Cruise ship cabins get a bad rap for being tiny, cramped spaces with little to no natural light. On my first cruise in 1994, my family of four tripped over each other in a tiny Royal Caribbean inside stateroom, and more recently, a friend and I essentially slept on mattresses on the floor in our windowless easyCruise cabin.
Generally speaking, though, unlivable onboard accommodations are the exception rather than the rule. The newest ships sport luxurious suites (some bigger than my apartment!), and even the lowest-category cabins have received upgraded mattresses and bedding. In order to compete with hotels and resorts, the cruise lines are pulling out all the stops to make their cabins attractive places to stay.
Best overall cabins
Norwegian and Regent Seven Seas Cruises take top honors for best overall deluxe cabins, while Carnival and Holland America win for best standard cabins. "NCL's assortment of garden, courtyard, and family suites on their newest ships show the most original designs and decor," says Paul Motter, editor of CruiseMates. "These suites are bigger and better equipped than most luxury ship suites." Many of these suites have separate living and dining areas and access to private courtyards with pools and hot tubs. Regent Seven Seas gets high praise for the Mariner and Voyager with their all-suite, all-outside cabins.
On the affordable side, Carnival wins for consistency across its standard cabins. "Carnival's standard cabins are larger than average and well-equipped," says Carolyn Spencer Brown, editor of Cruise Critic. Even the lowest-category inside cabins are more spacious than the same room on competing lines. Motter praises Holland America cabins for "averaging 25% larger than those of other premium cruise lines, [like] Princess and Celebrity." He also cites the fleetwide "Signature of Excellence" upgrades for making all cabins more comfortable.
Best inside cabin
Some people think inside cabins are never good, but experts agree that some are better than others. Favorites include Carnival, Disney Cruise Line, and Royal Caribbean. Carnival wins again for its spaciousness, and Disney stands out for its friendliness to families. The Deluxe Inside Stateroom can sleep four with a convertible sofa and pull-down Murphy-style bed and makes bedtime ablutions easier with a split bath.

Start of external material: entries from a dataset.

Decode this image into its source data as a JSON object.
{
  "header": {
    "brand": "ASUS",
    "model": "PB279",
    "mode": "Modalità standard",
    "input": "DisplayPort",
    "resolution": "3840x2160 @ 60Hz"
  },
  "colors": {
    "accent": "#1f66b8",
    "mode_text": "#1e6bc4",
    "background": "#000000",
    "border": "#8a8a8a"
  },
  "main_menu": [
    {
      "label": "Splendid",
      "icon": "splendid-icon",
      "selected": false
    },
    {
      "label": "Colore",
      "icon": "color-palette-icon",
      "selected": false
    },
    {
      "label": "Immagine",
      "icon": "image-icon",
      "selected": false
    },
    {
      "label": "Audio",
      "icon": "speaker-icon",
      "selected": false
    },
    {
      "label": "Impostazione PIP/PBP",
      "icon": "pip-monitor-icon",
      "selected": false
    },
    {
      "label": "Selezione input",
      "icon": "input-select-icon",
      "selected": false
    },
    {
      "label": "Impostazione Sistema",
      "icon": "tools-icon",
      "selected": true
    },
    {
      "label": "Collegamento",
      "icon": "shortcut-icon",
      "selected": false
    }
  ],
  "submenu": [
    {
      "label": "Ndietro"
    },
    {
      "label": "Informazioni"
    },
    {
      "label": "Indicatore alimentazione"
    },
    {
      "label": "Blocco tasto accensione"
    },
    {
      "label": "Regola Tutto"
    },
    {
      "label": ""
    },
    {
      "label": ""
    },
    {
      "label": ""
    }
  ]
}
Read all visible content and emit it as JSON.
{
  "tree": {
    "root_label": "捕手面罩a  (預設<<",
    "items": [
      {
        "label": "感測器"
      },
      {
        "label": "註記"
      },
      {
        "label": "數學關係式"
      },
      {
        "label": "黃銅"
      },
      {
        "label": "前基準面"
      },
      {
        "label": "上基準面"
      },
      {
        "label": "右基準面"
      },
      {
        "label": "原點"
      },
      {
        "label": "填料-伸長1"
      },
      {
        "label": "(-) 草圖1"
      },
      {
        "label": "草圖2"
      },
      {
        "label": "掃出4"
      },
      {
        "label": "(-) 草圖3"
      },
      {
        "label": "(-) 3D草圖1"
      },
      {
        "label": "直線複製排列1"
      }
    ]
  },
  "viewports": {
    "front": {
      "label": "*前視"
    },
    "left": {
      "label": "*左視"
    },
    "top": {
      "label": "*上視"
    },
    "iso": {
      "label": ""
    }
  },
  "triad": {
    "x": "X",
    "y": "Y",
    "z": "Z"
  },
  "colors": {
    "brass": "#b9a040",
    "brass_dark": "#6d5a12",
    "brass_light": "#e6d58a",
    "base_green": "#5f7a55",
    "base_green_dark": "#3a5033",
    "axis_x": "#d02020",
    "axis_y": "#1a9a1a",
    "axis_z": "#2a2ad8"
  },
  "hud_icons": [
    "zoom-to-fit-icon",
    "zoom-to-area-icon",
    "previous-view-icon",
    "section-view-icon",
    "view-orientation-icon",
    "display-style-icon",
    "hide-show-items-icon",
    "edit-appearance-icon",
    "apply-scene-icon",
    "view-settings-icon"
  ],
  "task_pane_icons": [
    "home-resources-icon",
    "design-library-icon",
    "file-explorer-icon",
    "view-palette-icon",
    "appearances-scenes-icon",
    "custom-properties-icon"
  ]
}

The inside Promenade staterooms on Royal Caribbean's Voyager- and Freedom-class ships also receive high marks. These cabins have windows that look out on the Royal Promenade, which Brown acknowledges "is a clever way to deal with [an inside cabin]." For the most space, go for the Promenade Family Stateroom, which can sleep six in its 300-square-foot accommodations.
No room with a private balcony can be all that bad, but certain balcony cabins definitely wow guests more than others. For an affordable option, choose a back-of-the-ship balcony cabin on Holland America or Carnival. Without needing to upgrade to a suite, you'll get an extra-long balcony with views over the stern of the ship.